What is the sum of all this? I believe there is something to be recovered of the power of the Spirit working deeply in people’s lives. It is not my intention to call into question what people have received or to judge their spiritual state.[xii] However, I am sure that it is obvious to any serious observer that we have lost something of the vitality and the depth of our forebears’ Christianity, what Wesley called, ‘experimental Christianity’.[xiii] When a comparison is made between now and then, as shown above, reasons for this loss come clearly to the fore. These reasons provide us with a very real challenge to reach out to God for pristine and authentic experiences of the Spirit, the kind for which the writer of Ephesians prayed (3:16-20), namely, continuing experiences of Jesus’ presence and infillings of the Spirit beyond conversion and so-called Spirit-baptism.
[i] Chris Mitchell, ‘Johnathan Edwards’, in Who’s Who in Christian History (Wheaton, IL: Tyndale, 1992)l; Jonathan Edwards, ‘A Treatise Concerning Religious Affections’, in The Works of Jonathan Edwards, 2 vols. (Edinburgh: Banner of Truth, 1974), i: 236-343.
[ii] Jonathan Edwards, ‘A Faithful Narrative of the Surprising Work of God’, in The Works of Jonathan Edwards, 2 vols. (Edinburgh: Banner of Truth, 1974). i: 344-364.

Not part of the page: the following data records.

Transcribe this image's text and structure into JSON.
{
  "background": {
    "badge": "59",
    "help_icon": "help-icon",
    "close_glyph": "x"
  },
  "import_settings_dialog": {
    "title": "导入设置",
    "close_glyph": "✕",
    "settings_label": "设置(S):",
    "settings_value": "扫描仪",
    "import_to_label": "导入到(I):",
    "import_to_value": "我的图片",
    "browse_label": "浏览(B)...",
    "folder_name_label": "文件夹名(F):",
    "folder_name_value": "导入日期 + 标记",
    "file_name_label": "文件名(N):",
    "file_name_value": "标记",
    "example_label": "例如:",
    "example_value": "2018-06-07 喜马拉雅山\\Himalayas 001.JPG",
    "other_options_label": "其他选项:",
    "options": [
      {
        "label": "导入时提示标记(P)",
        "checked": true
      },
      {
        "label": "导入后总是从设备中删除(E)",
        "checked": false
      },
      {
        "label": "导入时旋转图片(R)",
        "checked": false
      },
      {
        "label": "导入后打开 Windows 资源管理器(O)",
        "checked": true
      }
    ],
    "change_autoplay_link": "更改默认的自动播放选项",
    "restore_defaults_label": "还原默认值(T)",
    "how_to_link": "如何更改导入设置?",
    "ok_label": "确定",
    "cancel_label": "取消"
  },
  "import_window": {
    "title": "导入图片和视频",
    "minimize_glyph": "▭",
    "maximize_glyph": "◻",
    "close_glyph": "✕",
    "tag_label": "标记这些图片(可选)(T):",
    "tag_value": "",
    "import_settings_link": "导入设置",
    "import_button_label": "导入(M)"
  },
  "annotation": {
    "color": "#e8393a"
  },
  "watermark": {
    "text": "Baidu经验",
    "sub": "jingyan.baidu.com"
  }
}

[iii] Donald W. Dayton, Theological Roots of Pentecostalism (Peabody, MA: Hendrickson, 1987), 63-84; Vinson Synan, The Holiness-Pentecostal Tradition: Charismatic Movements in the Twentieth Century. 2nd rev. edn. (Grand Rapids: Eerdmans. 1997), 14-15.
[iv] Charles G. Finney, Charles G. Finney: An Autobiography on CD ROM (Albany, NY: Sage, 1996), 266; Donald W. Dayton, Theological Roots of Pentecostalism (Peabody, MA: Hendrickson, 1987), 63-84; Keith J. Hardman, Charles Grandison Finney 1792-1875: Revivalist and Reformer (Darlington, DUR: Evangelical Press, 1990), 84-85, 134-148.
[v] Charles G. Finney, Finney’s Lectures on Systematic Theology (Grand Rapids: Eerdmans, 1969), 290.
[vi] Frederick Dale Bruner, A Theology of the Holy Spirit: The Pentecostal Experience and the New Testament Witness (Grand Rapids, MI: Eerdmans, 1970), 40-42.
[vii] Charles G. Finney, Charles G. Finney: An Autobiography on CD ROM (Albany, NY: Sage, 1996), 31.
[viii] Ibid., 37ff.
[ix] Ibid., 33.
[x] Frederick Dale Bruner, A Theology of the Holy Spirit: The Pentecostal Experience and the New Testament Witness (Grand Rapids, MI: Eerdmans, 1970), 40-42.
[xi] Donald W. Dayton, Theological Roots of Pentecostalism (Peabody, MA: Hendrickson, 1987), 63-84.
[xiii] Fee, Paul, 183-192.
[xiii] John Wesley, The Works of John Wesley, 3rd Edn. (Grand Rapids, MI: Baker, 1991), iv: 138.